Solitary roads run through life side by side
Somewhere between dust and gold lies the clamorous Moroccan city of Marrakech.
Forging a life in the poverty-stricken medina, the old town, seemed impossible. Everywhere we went there was a hand ready to swipe dirhams and skinny cats waiting hopefully at butcher shops. Baleful eyes stared despondently from every corner and the din was deafening.
As compared to a developed city, the medina could be another planet. The spices, kaftans and raffia bags, all next to an expectant hand waiting to be exorbitantly paid. Yet there was life here. Families. Connections. Fleeting smiles. Even in this cacophony of making ends meet, there was happiness.
We drove into the country and left the smog behind. The sky cleared and unfurled into an endless expanse of stars. It took us nine hours to weave through Moroccan mountaintops and valleys to get to our campsite on the rippling sands of the Sahara Desert.
Our guide had quietly slipped away to the top of a sand dune. Alone, he looked like the only human being in the world. I climbed up to him and he told me about his life. The impression of isolation melted into utter contentment. He’d been born here. Everything he knew about the world beyond the Sahara he’d gleaned from tourists, learning English, French and Spanish to communicate.
He told me about Sahara’s rolling nature, moulded by the winds. But as he talked of music and sleeping in the dunes underneath the splendour of the Milky Way, I understood he didn’t fear the desert. He revered it.
“I am content. That is a blessing greater than riches, and he to whom that is given need ask no more” – Henry Fielding.
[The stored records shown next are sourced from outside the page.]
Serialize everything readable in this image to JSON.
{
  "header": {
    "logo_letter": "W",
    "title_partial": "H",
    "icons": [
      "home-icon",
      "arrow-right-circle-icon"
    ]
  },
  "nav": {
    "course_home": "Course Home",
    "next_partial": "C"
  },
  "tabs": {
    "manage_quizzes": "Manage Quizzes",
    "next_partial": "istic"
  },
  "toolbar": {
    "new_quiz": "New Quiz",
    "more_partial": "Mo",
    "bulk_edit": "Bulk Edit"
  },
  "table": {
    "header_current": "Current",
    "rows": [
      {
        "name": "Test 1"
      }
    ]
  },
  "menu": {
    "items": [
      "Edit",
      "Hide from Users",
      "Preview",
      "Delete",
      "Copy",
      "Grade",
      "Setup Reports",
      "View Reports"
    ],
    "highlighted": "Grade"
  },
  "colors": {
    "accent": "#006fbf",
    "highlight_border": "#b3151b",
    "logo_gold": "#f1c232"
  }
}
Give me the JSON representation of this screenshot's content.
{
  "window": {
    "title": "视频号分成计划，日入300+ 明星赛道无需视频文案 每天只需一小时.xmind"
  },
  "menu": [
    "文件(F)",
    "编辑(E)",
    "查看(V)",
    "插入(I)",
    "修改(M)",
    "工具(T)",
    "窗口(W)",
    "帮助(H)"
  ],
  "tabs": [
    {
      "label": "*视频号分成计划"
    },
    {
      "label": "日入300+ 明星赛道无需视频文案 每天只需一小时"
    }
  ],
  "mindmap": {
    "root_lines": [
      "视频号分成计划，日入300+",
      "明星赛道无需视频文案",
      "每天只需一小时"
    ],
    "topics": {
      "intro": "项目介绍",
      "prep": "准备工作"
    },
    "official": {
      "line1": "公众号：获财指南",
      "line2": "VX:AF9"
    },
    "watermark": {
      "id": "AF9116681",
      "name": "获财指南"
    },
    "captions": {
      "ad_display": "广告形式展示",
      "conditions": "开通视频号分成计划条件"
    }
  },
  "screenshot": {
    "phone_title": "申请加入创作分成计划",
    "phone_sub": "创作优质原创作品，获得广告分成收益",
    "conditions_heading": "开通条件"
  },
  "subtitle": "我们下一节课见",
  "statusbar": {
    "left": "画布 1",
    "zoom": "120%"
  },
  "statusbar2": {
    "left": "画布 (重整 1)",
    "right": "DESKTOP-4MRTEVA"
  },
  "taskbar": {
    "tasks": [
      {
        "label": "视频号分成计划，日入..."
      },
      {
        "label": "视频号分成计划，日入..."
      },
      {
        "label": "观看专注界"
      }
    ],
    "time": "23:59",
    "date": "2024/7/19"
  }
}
There isn’t one road to being happy. His path was a world away from mine but his calm serenity was unsurpassed. Yours is different, because no two roads are ever the same. And the journey is what makes it special.